Stored data:
_ _ _ _

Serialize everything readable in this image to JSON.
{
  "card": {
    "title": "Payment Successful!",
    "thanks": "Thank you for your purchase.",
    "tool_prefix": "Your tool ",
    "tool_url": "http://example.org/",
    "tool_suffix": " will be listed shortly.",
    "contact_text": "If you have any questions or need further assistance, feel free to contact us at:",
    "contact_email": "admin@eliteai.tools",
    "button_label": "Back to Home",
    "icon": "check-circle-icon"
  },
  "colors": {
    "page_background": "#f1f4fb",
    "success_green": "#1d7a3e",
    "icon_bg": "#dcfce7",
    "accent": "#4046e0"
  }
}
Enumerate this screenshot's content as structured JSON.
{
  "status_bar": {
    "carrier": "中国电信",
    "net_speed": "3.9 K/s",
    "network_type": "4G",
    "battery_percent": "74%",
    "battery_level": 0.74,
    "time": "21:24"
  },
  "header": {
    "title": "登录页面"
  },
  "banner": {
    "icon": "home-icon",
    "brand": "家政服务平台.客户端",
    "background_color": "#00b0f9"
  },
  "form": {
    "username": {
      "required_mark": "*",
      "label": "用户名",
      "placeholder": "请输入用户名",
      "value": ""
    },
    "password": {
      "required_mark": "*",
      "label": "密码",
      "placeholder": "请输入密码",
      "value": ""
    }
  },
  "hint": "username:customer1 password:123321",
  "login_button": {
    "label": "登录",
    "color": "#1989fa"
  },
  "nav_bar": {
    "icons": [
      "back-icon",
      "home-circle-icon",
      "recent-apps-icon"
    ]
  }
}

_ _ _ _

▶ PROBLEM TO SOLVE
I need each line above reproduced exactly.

▶ ANSWER TO THIS TASK
Serialize everything readable in this image to JSON.
{
  "card": {
    "title": "Payment Successful!",
    "thanks": "Thank you for your purchase.",
    "tool_prefix": "Your tool ",
    "tool_url": "http://example.org/",
    "tool_suffix": " will be listed shortly.",
    "contact_text": "If you have any questions or need further assistance, feel free to contact us at:",
    "contact_email": "admin@eliteai.tools",
    "button_label": "Back to Home",
    "icon": "check-circle-icon"
  },
  "colors": {
    "page_background": "#f1f4fb",
    "success_green": "#1d7a3e",
    "icon_bg": "#dcfce7",
    "accent": "#4046e0"
  }
}
Enumerate this screenshot's content as structured JSON.
{
  "status_bar": {
    "carrier": "中国电信",
    "net_speed": "3.9 K/s",
    "network_type": "4G",
    "battery_percent": "74%",
    "battery_level": 0.74,
    "time": "21:24"
  },
  "header": {
    "title": "登录页面"
  },
  "banner": {
    "icon": "home-icon",
    "brand": "家政服务平台.客户端",
    "background_color": "#00b0f9"
  },
  "form": {
    "username": {
      "required_mark": "*",
      "label": "用户名",
      "placeholder": "请输入用户名",
      "value": ""
    },
    "password": {
      "required_mark": "*",
      "label": "密码",
      "placeholder": "请输入密码",
      "value": ""
    }
  },
  "hint": "username:customer1 password:123321",
  "login_button": {
    "label": "登录",
    "color": "#1989fa"
  },
  "nav_bar": {
    "icons": [
      "back-icon",
      "home-circle-icon",
      "recent-apps-icon"
    ]
  }
}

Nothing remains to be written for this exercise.